Also key to Rockwell Automation's continued advances in the process arena is its embrace of what some would call "disruptive" new technologies as enablers of improved plant performance, Genovesi said. "We want to help capture the 'big data' that's created by plant-floor devices and turn it into information that people can use to make better decisions, and in turn, deliver it to the mobile devices where they need it. And while we're making this information available, we know it must be secure."
While technology and implementation partners continue to be central to the Rockwell Automation strategy, the company also has continued to build out its own delivery capabilities, with 6,000 engineers now working on projects for customers around the world. "We want users to have integration choices," Genovesi explained. "We're striving for world-class execution and support, enhanced by unparalleled technology and delivery partners."
Three Strategic Priorities
The next keynote speaker to address the Houston PSUG meeting was Som Chakraborti, business director, process automation, Rockwell Automation. Chakraborti delved into greater detail on the three strategic priorities for the Rockwell Automation process solutions business moving forward: advancing the platform, leveraging sustainable technologies and expanding the company's portfolio of solutions.
As examples of the ways in which Rockwell Automation continues to advance its plant-wide control platform, Chakraborti cited the latest 3.0 release of the company's PlantPAx process automation system. "Many of the system's advanced new features were directly driven by user input," Chakraborti said. "QuickStart," for example, is a standard initial system setup that enhances consistency across large projects, especially when multiple parties are involved. Enhanced visualization toolkits, a new "Sequencer" procedural automation development platform and standards-based alarm management also were added in this latest release. Further, a new "Skid Workstation" product is designed to make it faster and easier to join up third-party skids developed concurrently with a plant-wide control project.
Virtualization, network communications and cyber security are among the frontiers where Rockwell Automation continues to leverage new technology, much of it adapted from the commercial sector to the unique demands of the industrial world, Chakraborti continued. "We believe in making sure your automation asset has the ability to support new capabilities as technology advances."
New on the virtualization front are templates for easier deployment of Rockwell Automation servers and workstations, as well as sizing and architecture rules. And while the company remains "agnostic" as far its support of networking protocols, it also sees Ethernet/IP as an increasingly core network for process automation, Chakraborti said. He pointed to Endress + Hauser's release of EtherNet/IP-based mass flow, electromagnetic flow and now analytical instruments as evidence of the continued convergence of process automation networks "from sensors to the highest levels of plant networks" around the protocol. Rockwell Automation also continues to invest in cyber-secure "hardened" networks and associated services that incorporate such measures as access control and tamper detection.

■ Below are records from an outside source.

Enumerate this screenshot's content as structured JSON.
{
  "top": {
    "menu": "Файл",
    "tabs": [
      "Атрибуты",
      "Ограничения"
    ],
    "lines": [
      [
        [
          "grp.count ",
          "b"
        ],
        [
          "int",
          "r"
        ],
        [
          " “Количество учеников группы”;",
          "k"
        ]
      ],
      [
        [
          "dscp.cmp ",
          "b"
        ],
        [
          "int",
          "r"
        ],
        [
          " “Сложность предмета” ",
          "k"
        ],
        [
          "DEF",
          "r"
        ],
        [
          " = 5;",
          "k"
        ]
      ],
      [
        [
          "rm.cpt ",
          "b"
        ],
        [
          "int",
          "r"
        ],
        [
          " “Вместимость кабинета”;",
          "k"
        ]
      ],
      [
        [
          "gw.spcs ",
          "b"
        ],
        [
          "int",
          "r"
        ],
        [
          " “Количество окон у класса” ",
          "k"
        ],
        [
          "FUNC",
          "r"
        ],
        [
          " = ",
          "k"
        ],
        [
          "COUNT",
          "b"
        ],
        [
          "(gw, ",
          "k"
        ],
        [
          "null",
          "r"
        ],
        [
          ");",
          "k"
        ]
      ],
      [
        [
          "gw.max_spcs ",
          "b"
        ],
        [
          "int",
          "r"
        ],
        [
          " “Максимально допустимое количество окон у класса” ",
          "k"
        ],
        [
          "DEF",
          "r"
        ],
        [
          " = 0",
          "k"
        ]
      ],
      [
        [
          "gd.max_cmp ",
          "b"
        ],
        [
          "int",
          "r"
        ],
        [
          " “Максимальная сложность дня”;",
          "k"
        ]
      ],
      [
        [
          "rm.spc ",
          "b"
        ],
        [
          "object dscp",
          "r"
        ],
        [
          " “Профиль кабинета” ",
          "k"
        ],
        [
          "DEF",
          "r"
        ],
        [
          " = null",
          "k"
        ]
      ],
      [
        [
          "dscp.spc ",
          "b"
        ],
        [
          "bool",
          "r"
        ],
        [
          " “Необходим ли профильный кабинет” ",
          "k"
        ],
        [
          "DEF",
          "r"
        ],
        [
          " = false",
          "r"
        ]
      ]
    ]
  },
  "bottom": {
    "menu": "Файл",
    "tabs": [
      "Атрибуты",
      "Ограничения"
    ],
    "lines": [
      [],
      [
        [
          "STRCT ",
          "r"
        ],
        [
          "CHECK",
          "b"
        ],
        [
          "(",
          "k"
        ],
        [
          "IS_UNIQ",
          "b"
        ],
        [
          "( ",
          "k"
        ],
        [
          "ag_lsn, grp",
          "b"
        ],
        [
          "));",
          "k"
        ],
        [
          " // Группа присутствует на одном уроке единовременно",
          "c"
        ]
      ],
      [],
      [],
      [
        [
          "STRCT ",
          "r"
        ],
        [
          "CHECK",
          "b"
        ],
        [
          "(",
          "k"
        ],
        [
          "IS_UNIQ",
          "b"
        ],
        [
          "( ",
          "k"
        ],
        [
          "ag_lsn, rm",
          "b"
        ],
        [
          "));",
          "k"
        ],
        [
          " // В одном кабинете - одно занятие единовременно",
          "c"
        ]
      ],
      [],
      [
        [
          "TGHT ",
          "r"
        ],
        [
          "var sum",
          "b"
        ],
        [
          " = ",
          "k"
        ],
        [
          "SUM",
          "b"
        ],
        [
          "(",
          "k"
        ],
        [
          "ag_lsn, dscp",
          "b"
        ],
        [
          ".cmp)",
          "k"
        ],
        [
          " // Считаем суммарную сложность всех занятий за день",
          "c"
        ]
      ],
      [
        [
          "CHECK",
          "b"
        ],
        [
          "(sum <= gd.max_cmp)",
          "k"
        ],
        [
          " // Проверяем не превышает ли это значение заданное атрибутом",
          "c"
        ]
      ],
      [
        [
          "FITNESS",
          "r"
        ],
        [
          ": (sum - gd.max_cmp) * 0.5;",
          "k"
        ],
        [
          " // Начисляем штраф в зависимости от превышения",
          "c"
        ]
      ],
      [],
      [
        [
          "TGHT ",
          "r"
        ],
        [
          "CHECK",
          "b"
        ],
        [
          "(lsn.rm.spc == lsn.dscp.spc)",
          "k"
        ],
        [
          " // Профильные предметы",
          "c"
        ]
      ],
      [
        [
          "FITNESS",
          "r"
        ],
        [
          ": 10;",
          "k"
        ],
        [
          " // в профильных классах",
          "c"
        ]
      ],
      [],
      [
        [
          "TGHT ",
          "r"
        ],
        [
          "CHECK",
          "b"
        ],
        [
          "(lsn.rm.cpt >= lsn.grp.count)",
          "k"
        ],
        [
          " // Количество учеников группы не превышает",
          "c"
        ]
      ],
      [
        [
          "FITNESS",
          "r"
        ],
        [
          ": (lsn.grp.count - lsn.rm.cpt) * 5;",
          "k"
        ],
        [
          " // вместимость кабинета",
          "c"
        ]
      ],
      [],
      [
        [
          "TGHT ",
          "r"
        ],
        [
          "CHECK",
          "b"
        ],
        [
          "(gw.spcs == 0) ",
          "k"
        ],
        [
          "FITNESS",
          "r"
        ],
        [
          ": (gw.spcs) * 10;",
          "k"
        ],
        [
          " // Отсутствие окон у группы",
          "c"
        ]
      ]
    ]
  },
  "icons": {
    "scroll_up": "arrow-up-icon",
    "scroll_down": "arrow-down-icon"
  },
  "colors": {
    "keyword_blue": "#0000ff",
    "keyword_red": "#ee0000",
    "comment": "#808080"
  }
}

Finally, when it comes to expanding the portfolio, "we believe in partnerships and acquisitions too," Chakraborti said. He cited the just announced acquisition of vMonitor, a pioneer in digital oilfield implementation and remote operations worldwide. The company delivers monitoring and control solutions for wellhead and upstream applications that combine cutting-edge wireless instrumentation and communication with visualization software to help customers make more informed decisions and improve production. vMonitor's remote terminal unit (RTU) offering, in particular, plugs a capabilities gap in Rockwell Automation's current offering for oil and gas companies, Chakraborti said.
Further, he indicated that Rockwell Automation would continue to pursue partnerships, organic developments and acquisitions that increase the company's value proposition for oil and gas companies and for other industry verticals as well. "Remote monitoring and asset management, subsea technologies, big data and analytics, all are enabling technologies that will help us further boost process performance for our customers."